WASHINGTON, D.C. – Oregon’s Senator Jeff Merkley, the Ranking Member of the U.S. Senate Agriculture Appropriations Subcommittee, and Senator Debbie Stabenow (D-MI), the Ranking Member of the U.S. Senate Committee on Agriculture, Nutrition and Forestry, today decried the potential loss or delay of food assistance for millions of Americans if the government shuts down next week, and called on Republicans to work responsibly with Democrats to avoid an unnecessary, politically-driven shutdown disaster.
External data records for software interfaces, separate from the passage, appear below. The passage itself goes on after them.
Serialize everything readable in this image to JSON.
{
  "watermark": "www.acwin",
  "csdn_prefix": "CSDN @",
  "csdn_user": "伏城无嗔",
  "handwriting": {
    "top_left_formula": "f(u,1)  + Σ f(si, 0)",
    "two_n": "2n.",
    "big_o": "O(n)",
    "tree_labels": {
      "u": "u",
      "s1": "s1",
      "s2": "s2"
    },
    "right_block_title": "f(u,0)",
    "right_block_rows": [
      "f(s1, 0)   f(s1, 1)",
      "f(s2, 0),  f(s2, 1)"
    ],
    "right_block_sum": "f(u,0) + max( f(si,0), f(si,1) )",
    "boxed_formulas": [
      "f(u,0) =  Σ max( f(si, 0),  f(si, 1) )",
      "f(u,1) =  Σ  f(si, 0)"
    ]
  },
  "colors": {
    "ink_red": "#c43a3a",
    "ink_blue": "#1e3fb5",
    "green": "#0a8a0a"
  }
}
“On a week when the Pope is making an historic visit to Washington to remind us all of our moral obligation to care for the poorest and most vulnerable among us, it is shameful that we are even contemplating a politically-driven shutdown that would take food off the tables of millions of children, seniors, and disabled Americans,” said Merkley. “It’s time for our colleagues across the aisle to finally get to work and make sure millions of Americans don’t go hungry.”

“We are eight days away from a government shutdown, and Republican leaders are wasting time on divisive political grandstanding,” Stabenow said. “This brinksmanship has real consequences. It’s time for Republicans to join us in a bipartisan, balanced approach that keeps our government open and keeps food on the table for American seniors, families, and people with disabilities.”  
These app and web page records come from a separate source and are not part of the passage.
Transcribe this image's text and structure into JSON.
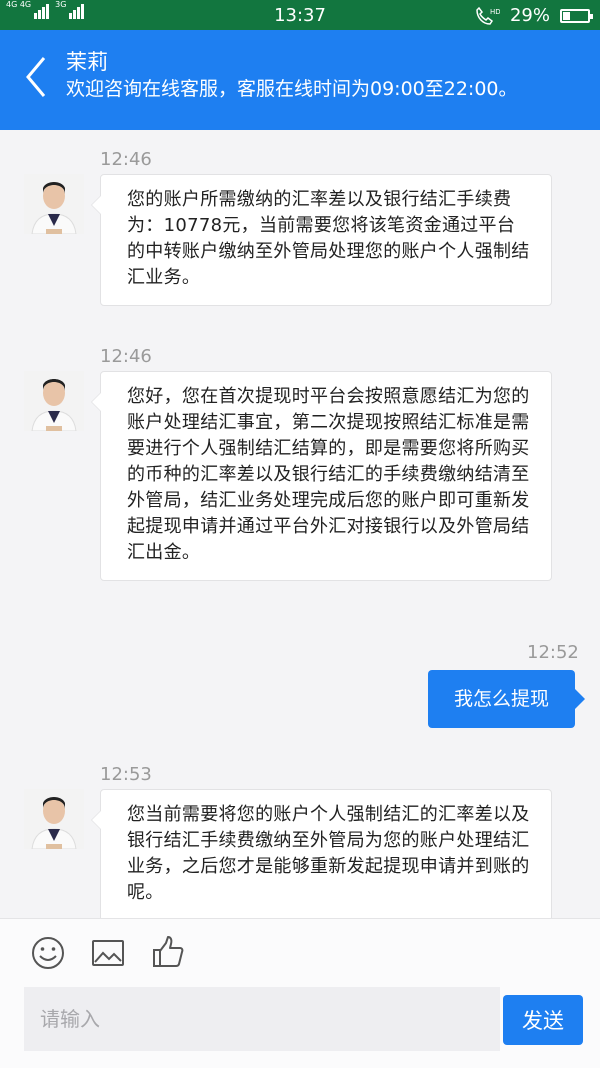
{
  "status_bar": {
    "signal1_label": "4G 4G",
    "signal2_label": "3G",
    "time": "13:37",
    "battery": "29%",
    "battery_level": 0.29
  },
  "header": {
    "name": "茉莉",
    "subtitle": "欢迎咨询在线客服，客服在线时间为09:00至22:00。"
  },
  "messages": [
    {
      "time": "12:46",
      "from": "agent",
      "text": "您的账户所需缴纳的汇率差以及银行结汇手续费为：10778元，当前需要您将该笔资金通过平台的中转账户缴纳至外管局处理您的账户个人强制结汇业务。"
    },
    {
      "time": "12:46",
      "from": "agent",
      "text": "您好，您在首次提现时平台会按照意愿结汇为您的账户处理结汇事宜，第二次提现按照结汇标准是需要进行个人强制结汇结算的，即是需要您将所购买的币种的汇率差以及银行结汇的手续费缴纳结清至外管局，结汇业务处理完成后您的账户即可重新发起提现申请并通过平台外汇对接银行以及外管局结汇出金。"
    },
    {
      "time": "12:52",
      "from": "user",
      "text": "我怎么提现"
    },
    {
      "time": "12:53",
      "from": "agent",
      "text": "您当前需要将您的账户个人强制结汇的汇率差以及银行结汇手续费缴纳至外管局为您的账户处理结汇业务，之后您才是能够重新发起提现申请并到账的呢。"
    }
  ],
  "composer": {
    "icons": [
      "emoji-icon",
      "image-icon",
      "thumbs-up-icon"
    ],
    "placeholder": "请输入",
    "send_label": "发送"
  },
  "colors": {
    "accent": "#1e7ff1",
    "status_bar": "#12763f",
    "background": "#f4f4f6"
  }
}
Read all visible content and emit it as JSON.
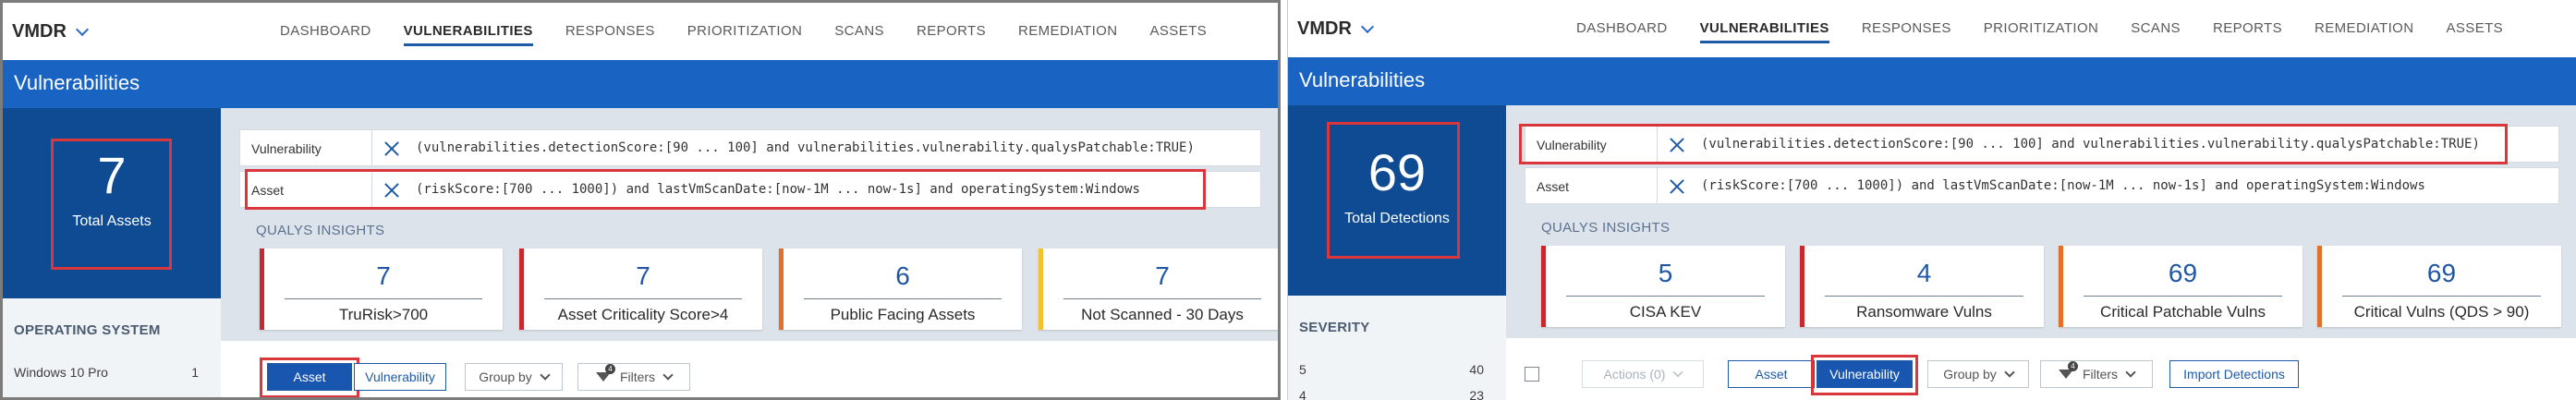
{
  "left": {
    "app_name": "VMDR",
    "nav": [
      "DASHBOARD",
      "VULNERABILITIES",
      "RESPONSES",
      "PRIORITIZATION",
      "SCANS",
      "REPORTS",
      "REMEDIATION",
      "ASSETS"
    ],
    "page_title": "Vulnerabilities",
    "stat": {
      "value": "7",
      "label": "Total Assets"
    },
    "sidebar": {
      "heading": "OPERATING SYSTEM",
      "rows": [
        {
          "name": "Windows 10 Pro",
          "count": "1"
        }
      ]
    },
    "queries": [
      {
        "label": "Vulnerability",
        "text": "(vulnerabilities.detectionScore:[90 ... 100] and vulnerabilities.vulnerability.qualysPatchable:TRUE)"
      },
      {
        "label": "Asset",
        "text": "(riskScore:[700 ... 1000]) and lastVmScanDate:[now-1M ... now-1s] and operatingSystem:Windows"
      }
    ],
    "insights_heading": "QUALYS INSIGHTS",
    "cards": [
      {
        "value": "7",
        "label": "TruRisk>700",
        "color": "#c9282d"
      },
      {
        "value": "7",
        "label": "Asset Criticality Score>4",
        "color": "#c9282d"
      },
      {
        "value": "6",
        "label": "Public Facing Assets",
        "color": "#e0702a"
      },
      {
        "value": "7",
        "label": "Not Scanned - 30 Days",
        "color": "#f2c12e"
      }
    ],
    "toolbar": {
      "asset_tab": "Asset",
      "vulnerability_tab": "Vulnerability",
      "group_by": "Group by",
      "filters": "Filters",
      "filter_count": "4"
    }
  },
  "right": {
    "app_name": "VMDR",
    "nav": [
      "DASHBOARD",
      "VULNERABILITIES",
      "RESPONSES",
      "PRIORITIZATION",
      "SCANS",
      "REPORTS",
      "REMEDIATION",
      "ASSETS"
    ],
    "page_title": "Vulnerabilities",
    "stat": {
      "value": "69",
      "label": "Total Detections"
    },
    "sidebar": {
      "heading": "SEVERITY",
      "rows": [
        {
          "name": "5",
          "count": "40"
        },
        {
          "name": "4",
          "count": "23"
        }
      ]
    },
    "queries": [
      {
        "label": "Vulnerability",
        "text": "(vulnerabilities.detectionScore:[90 ... 100] and vulnerabilities.vulnerability.qualysPatchable:TRUE)"
      },
      {
        "label": "Asset",
        "text": "(riskScore:[700 ... 1000]) and lastVmScanDate:[now-1M ... now-1s] and operatingSystem:Windows"
      }
    ],
    "insights_heading": "QUALYS INSIGHTS",
    "cards": [
      {
        "value": "5",
        "label": "CISA KEV",
        "color": "#c9282d"
      },
      {
        "value": "4",
        "label": "Ransomware Vulns",
        "color": "#c9282d"
      },
      {
        "value": "69",
        "label": "Critical Patchable Vulns",
        "color": "#e0702a"
      },
      {
        "value": "69",
        "label": "Critical Vulns (QDS > 90)",
        "color": "#e0702a"
      }
    ],
    "toolbar": {
      "actions": "Actions (0)",
      "asset_tab": "Asset",
      "vulnerability_tab": "Vulnerability",
      "group_by": "Group by",
      "filters": "Filters",
      "filter_count": "4",
      "import": "Import Detections"
    }
  }
}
During the 2013 shutdown, the U.S. Department of Agriculture (USDA), which administers the Supplemental Nutrition Assistance Program (SNAP), was able to use contingency funds and authority remaining from the American Recovery and Reinvestment Act (ARRA) to keep food assistance available to families throughout the shutdown. That authority has now expired, and if the federal government shuts down again in eight days, USDA will not have sufficient contingency funds to cover the total cost of food assistance for October.
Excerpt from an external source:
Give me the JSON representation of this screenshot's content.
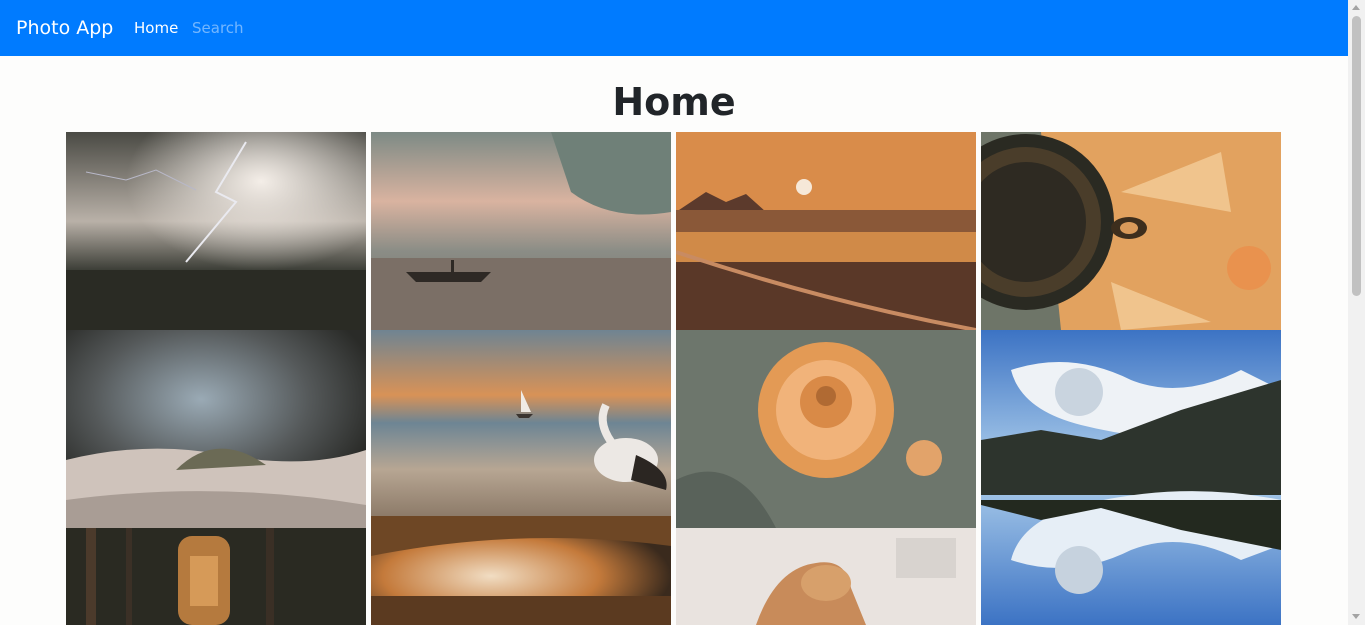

Administration officials continue exploring options around the legal and technical roadblocks a shutdown would pose in order to reduce the impact on the families relying on SNAP.

The SNAP program helps 45 million low-income Americans each month provide food for themselves and their families. According to USDA, over 60 percent of SNAP participants were children (44%), the elderly (9%), and disabled (10%). The program pumps billions of dollars each month into the American economy, and is the primary federal program to directly relieve hunger among the most vulnerable families in America.